__Problem to work on__:
The answer must be every line of the records below that contains the word "visible".

[[ Supplied entries open ]]

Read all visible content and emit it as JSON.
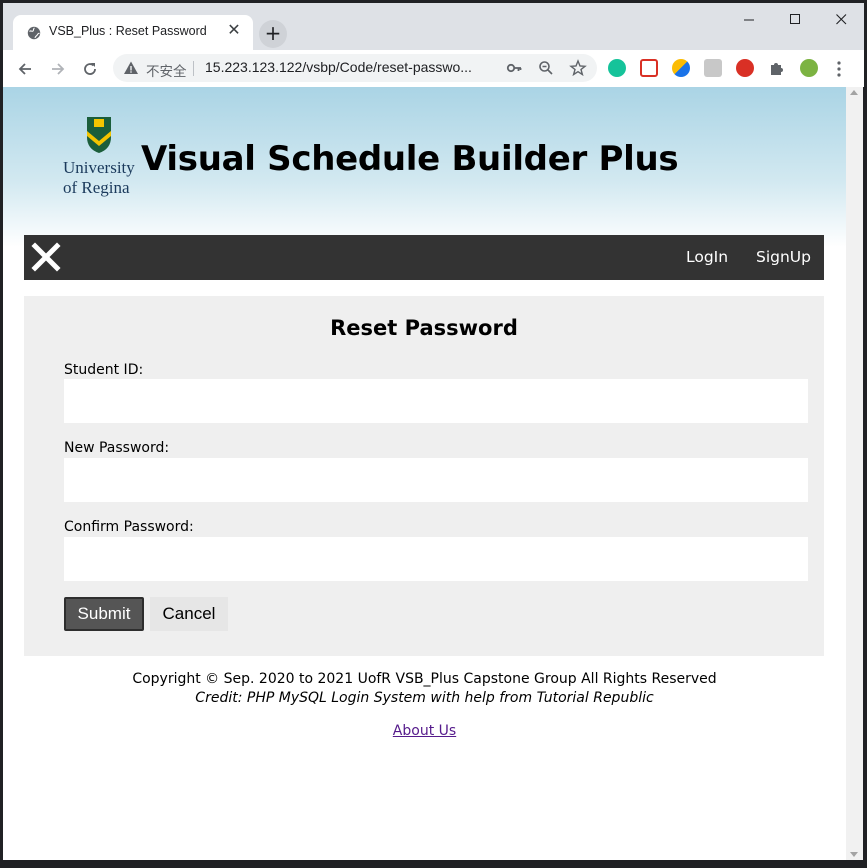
{
  "browser": {
    "tab_title": "VSB_Plus : Reset Password",
    "insecure_label": "不安全",
    "url": "15.223.123.122/vsbp/Code/reset-passwo...",
    "new_tab": "+",
    "close_tab": "✕"
  },
  "header": {
    "logo_text_line1": "University",
    "logo_text_line2": "of Regina",
    "site_title": "Visual Schedule Builder Plus"
  },
  "navbar": {
    "login": "LogIn",
    "signup": "SignUp"
  },
  "form": {
    "title": "Reset Password",
    "student_id_label": "Student ID:",
    "student_id_value": "",
    "new_password_label": "New Password:",
    "new_password_value": "",
    "confirm_password_label": "Confirm Password:",
    "confirm_password_value": "",
    "submit_label": "Submit",
    "cancel_label": "Cancel"
  },
  "footer": {
    "copyright": "Copyright © Sep. 2020 to 2021 UofR VSB_Plus Capstone Group All Rights Reserved",
    "credit": "Credit: PHP MySQL Login System with help from Tutorial Republic",
    "about_link": "About Us"
  },
  "colors": {
    "navbar_bg": "#333333",
    "card_bg": "#efefef",
    "header_gradient_top": "#aad4e5",
    "submit_bg": "#555555",
    "visited_link": "#551a8b"
  }
}
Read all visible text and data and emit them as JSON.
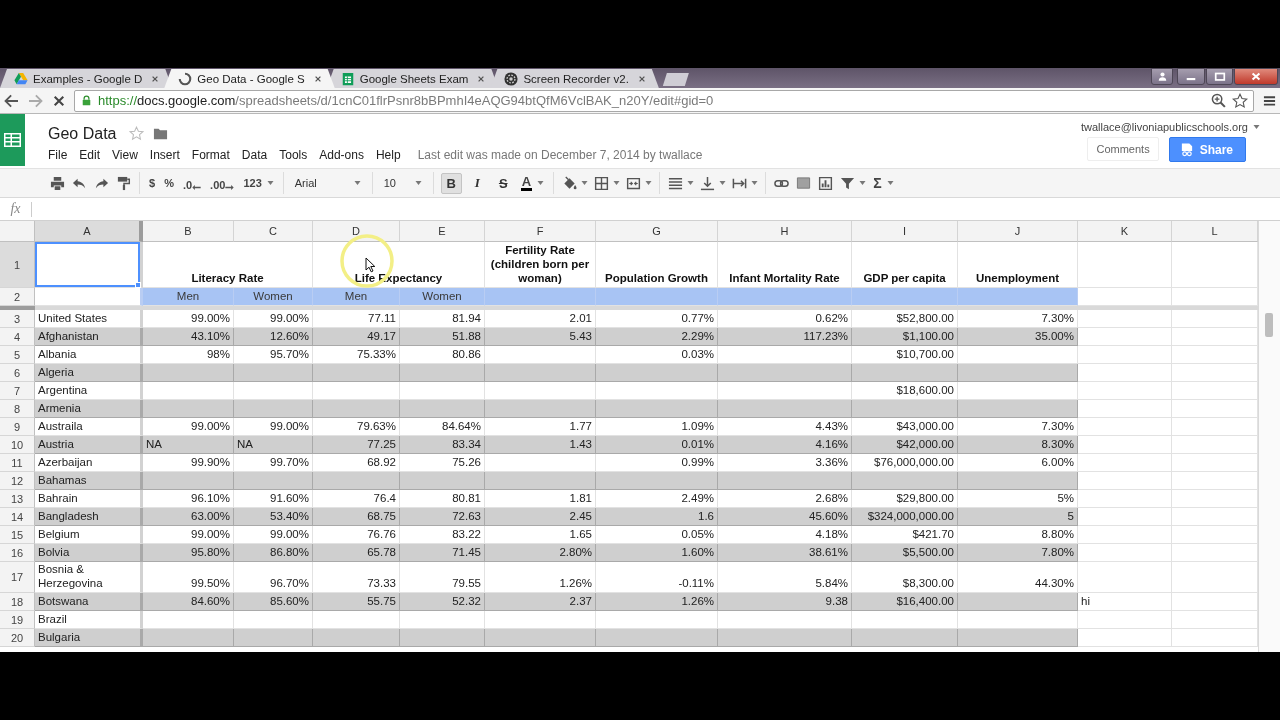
{
  "browser": {
    "tabs": [
      {
        "title": "Examples - Google D",
        "kind": "drive",
        "selected": false
      },
      {
        "title": "Geo Data - Google S",
        "kind": "loading",
        "selected": true
      },
      {
        "title": "Google Sheets Exam",
        "kind": "sheets",
        "selected": false
      },
      {
        "title": "Screen Recorder v2.",
        "kind": "recorder",
        "selected": false
      }
    ],
    "address": {
      "scheme": "https://",
      "host": "docs.google.com",
      "path": "/spreadsheets/d/1cnC01flrPsnr8bBPmhI4eAQG94btQfM6VclBAK_n20Y/edit#gid=0"
    }
  },
  "document": {
    "title": "Geo Data",
    "menu": [
      "File",
      "Edit",
      "View",
      "Insert",
      "Format",
      "Data",
      "Tools",
      "Add-ons",
      "Help"
    ],
    "last_edit": "Last edit was made on December 7, 2014 by twallace",
    "account": "twallace@livoniapublicschools.org",
    "comments_button": "Comments",
    "share_button": "Share"
  },
  "toolbar": {
    "currency": "$",
    "percent": "%",
    "decrease_decimals": ".0",
    "increase_decimals": ".00",
    "number_format": "123",
    "font": "Arial",
    "font_size": "10",
    "styles": [
      {
        "label": "B",
        "kind": "bold",
        "on": true
      },
      {
        "label": "I",
        "kind": "italic",
        "on": false
      },
      {
        "label": "S",
        "kind": "strike",
        "on": false
      }
    ],
    "text_color": "A",
    "functions": "Σ"
  },
  "formula_bar": {
    "label": "fx"
  },
  "sheet": {
    "columns": [
      {
        "label": "A",
        "selected": true
      },
      {
        "label": "B",
        "selected": false
      },
      {
        "label": "C",
        "selected": false
      },
      {
        "label": "D",
        "selected": false
      },
      {
        "label": "E",
        "selected": false
      },
      {
        "label": "F",
        "selected": false
      },
      {
        "label": "G",
        "selected": false
      },
      {
        "label": "H",
        "selected": false
      },
      {
        "label": "I",
        "selected": false
      },
      {
        "label": "J",
        "selected": false
      },
      {
        "label": "K",
        "selected": false
      },
      {
        "label": "L",
        "selected": false
      }
    ],
    "rows": [
      {
        "number": "1",
        "kind": "title",
        "selected": true,
        "cells": [
          null,
          {
            "text": "Literacy Rate",
            "merged": true
          },
          null,
          {
            "text": "Life Expectancy",
            "merged": true
          },
          null,
          "Fertility Rate (children born per woman)",
          "Population Growth",
          "Infant Mortality Rate",
          "GDP per capita",
          "Unemployment"
        ]
      },
      {
        "number": "2",
        "kind": "subtitle",
        "selected": false,
        "cells": [
          null,
          "Men",
          "Women",
          "Men",
          "Women"
        ]
      },
      {
        "number": "3",
        "kind": "data",
        "selected": false,
        "shaded": false,
        "cells": [
          "United States",
          "99.00%",
          "99.00%",
          "77.11",
          "81.94",
          "2.01",
          "0.77%",
          "0.62%",
          "$52,800.00",
          "7.30%"
        ]
      },
      {
        "number": "4",
        "kind": "data",
        "selected": false,
        "shaded": true,
        "cells": [
          "Afghanistan",
          "43.10%",
          "12.60%",
          "49.17",
          "51.88",
          "5.43",
          "2.29%",
          "117.23%",
          "$1,100.00",
          "35.00%"
        ]
      },
      {
        "number": "5",
        "kind": "data",
        "selected": false,
        "shaded": false,
        "cells": [
          "Albania",
          "98%",
          "95.70%",
          "75.33%",
          "80.86",
          null,
          "0.03%",
          null,
          "$10,700.00"
        ]
      },
      {
        "number": "6",
        "kind": "data",
        "selected": false,
        "shaded": true,
        "cells": [
          "Algeria"
        ]
      },
      {
        "number": "7",
        "kind": "data",
        "selected": false,
        "shaded": false,
        "cells": [
          "Argentina",
          null,
          null,
          null,
          null,
          null,
          null,
          null,
          "$18,600.00"
        ]
      },
      {
        "number": "8",
        "kind": "data",
        "selected": false,
        "shaded": true,
        "cells": [
          "Armenia"
        ]
      },
      {
        "number": "9",
        "kind": "data",
        "selected": false,
        "shaded": false,
        "cells": [
          "Austraila",
          "99.00%",
          "99.00%",
          "79.63%",
          "84.64%",
          "1.77",
          "1.09%",
          "4.43%",
          "$43,000.00",
          "7.30%"
        ]
      },
      {
        "number": "10",
        "kind": "data",
        "selected": false,
        "shaded": true,
        "cells": [
          "Austria",
          {
            "text": "NA",
            "kind": "text"
          },
          {
            "text": "NA",
            "kind": "text"
          },
          "77.25",
          "83.34",
          "1.43",
          "0.01%",
          "4.16%",
          "$42,000.00",
          "8.30%"
        ]
      },
      {
        "number": "11",
        "kind": "data",
        "selected": false,
        "shaded": false,
        "cells": [
          "Azerbaijan",
          "99.90%",
          "99.70%",
          "68.92",
          "75.26",
          null,
          "0.99%",
          "3.36%",
          "$76,000,000.00",
          "6.00%"
        ]
      },
      {
        "number": "12",
        "kind": "data",
        "selected": false,
        "shaded": true,
        "cells": [
          "Bahamas"
        ]
      },
      {
        "number": "13",
        "kind": "data",
        "selected": false,
        "shaded": false,
        "cells": [
          "Bahrain",
          "96.10%",
          "91.60%",
          "76.4",
          "80.81",
          "1.81",
          "2.49%",
          "2.68%",
          "$29,800.00",
          "5%"
        ]
      },
      {
        "number": "14",
        "kind": "data",
        "selected": false,
        "shaded": true,
        "cells": [
          "Bangladesh",
          "63.00%",
          "53.40%",
          "68.75",
          "72.63",
          "2.45",
          "1.6",
          "45.60%",
          "$324,000,000.00",
          "5"
        ]
      },
      {
        "number": "15",
        "kind": "data",
        "selected": false,
        "shaded": false,
        "cells": [
          "Belgium",
          "99.00%",
          "99.00%",
          "76.76",
          "83.22",
          "1.65",
          "0.05%",
          "4.18%",
          "$421.70",
          "8.80%"
        ]
      },
      {
        "number": "16",
        "kind": "data",
        "selected": false,
        "shaded": true,
        "cells": [
          "Bolvia",
          "95.80%",
          "86.80%",
          "65.78",
          "71.45",
          "2.80%",
          "1.60%",
          "38.61%",
          "$5,500.00",
          "7.80%"
        ]
      },
      {
        "number": "17",
        "kind": "data",
        "selected": false,
        "shaded": false,
        "cells": [
          "Bosnia & Herzegovina",
          "99.50%",
          "96.70%",
          "73.33",
          "79.55",
          "1.26%",
          "-0.11%",
          "5.84%",
          "$8,300.00",
          "44.30%"
        ]
      },
      {
        "number": "18",
        "kind": "data",
        "selected": false,
        "shaded": true,
        "cells": [
          "Botswana",
          "84.60%",
          "85.60%",
          "55.75",
          "52.32",
          "2.37",
          "1.26%",
          "9.38",
          "$16,400.00",
          null,
          {
            "text": "hi",
            "kind": "text"
          }
        ]
      },
      {
        "number": "19",
        "kind": "data",
        "selected": false,
        "shaded": false,
        "cells": [
          "Brazil"
        ]
      },
      {
        "number": "20",
        "kind": "data",
        "selected": false,
        "shaded": true,
        "cells": [
          "Bulgaria"
        ]
      }
    ]
  }
}
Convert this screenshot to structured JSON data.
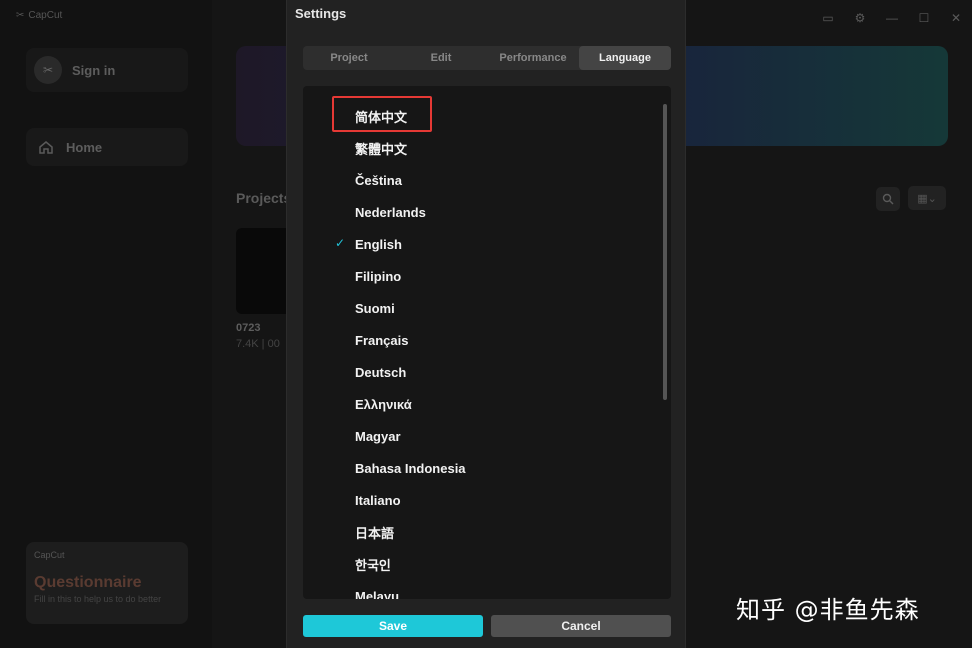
{
  "app": {
    "logo_text": "CapCut",
    "signin_label": "Sign in",
    "home_label": "Home",
    "projects_title": "Projects",
    "project": {
      "name": "0723",
      "meta": "7.4K | 00"
    },
    "questionnaire": {
      "logo": "CapCut",
      "title": "Questionnaire",
      "subtitle": "Fill in this to help us to do better"
    },
    "window_controls": [
      "feedback-icon",
      "settings-icon",
      "minimize-icon",
      "maximize-icon",
      "close-icon"
    ]
  },
  "settings": {
    "title": "Settings",
    "tabs": [
      {
        "label": "Project",
        "active": false
      },
      {
        "label": "Edit",
        "active": false
      },
      {
        "label": "Performance",
        "active": false
      },
      {
        "label": "Language",
        "active": true
      }
    ],
    "languages": [
      {
        "label": "简体中文",
        "selected": false,
        "highlighted": true
      },
      {
        "label": "繁體中文",
        "selected": false
      },
      {
        "label": "Čeština",
        "selected": false
      },
      {
        "label": "Nederlands",
        "selected": false
      },
      {
        "label": "English",
        "selected": true
      },
      {
        "label": "Filipino",
        "selected": false
      },
      {
        "label": "Suomi",
        "selected": false
      },
      {
        "label": "Français",
        "selected": false
      },
      {
        "label": "Deutsch",
        "selected": false
      },
      {
        "label": "Ελληνικά",
        "selected": false
      },
      {
        "label": "Magyar",
        "selected": false
      },
      {
        "label": "Bahasa Indonesia",
        "selected": false
      },
      {
        "label": "Italiano",
        "selected": false
      },
      {
        "label": "日本語",
        "selected": false
      },
      {
        "label": "한국인",
        "selected": false
      },
      {
        "label": "Melayu",
        "selected": false
      }
    ],
    "save_label": "Save",
    "cancel_label": "Cancel",
    "accent_color": "#1ec8d8",
    "highlight_color": "#e53935"
  },
  "watermark": "知乎 @非鱼先森"
}
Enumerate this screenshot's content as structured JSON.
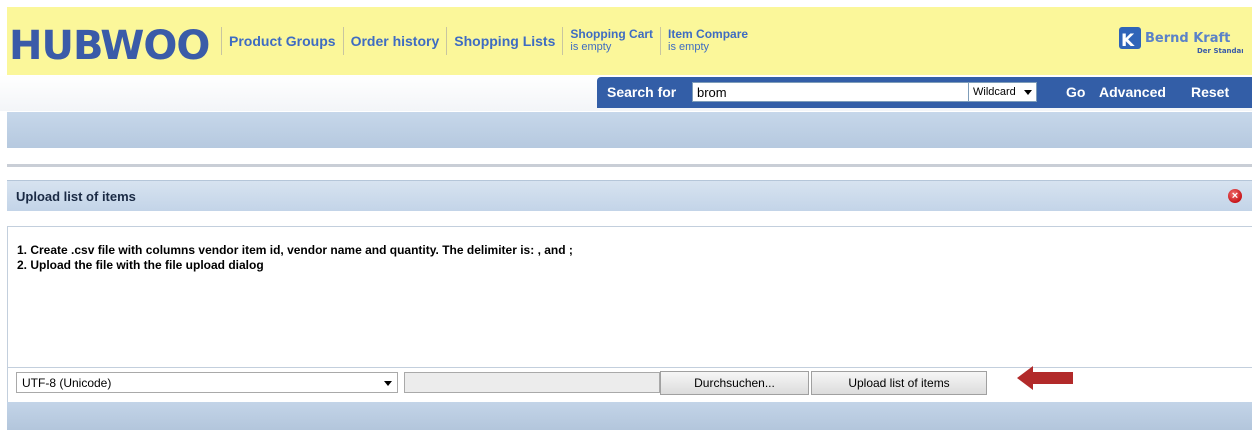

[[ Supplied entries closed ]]

__Output__:
Read all visible content and emit it as JSON.
Read all visible text and data and emit them as JSON.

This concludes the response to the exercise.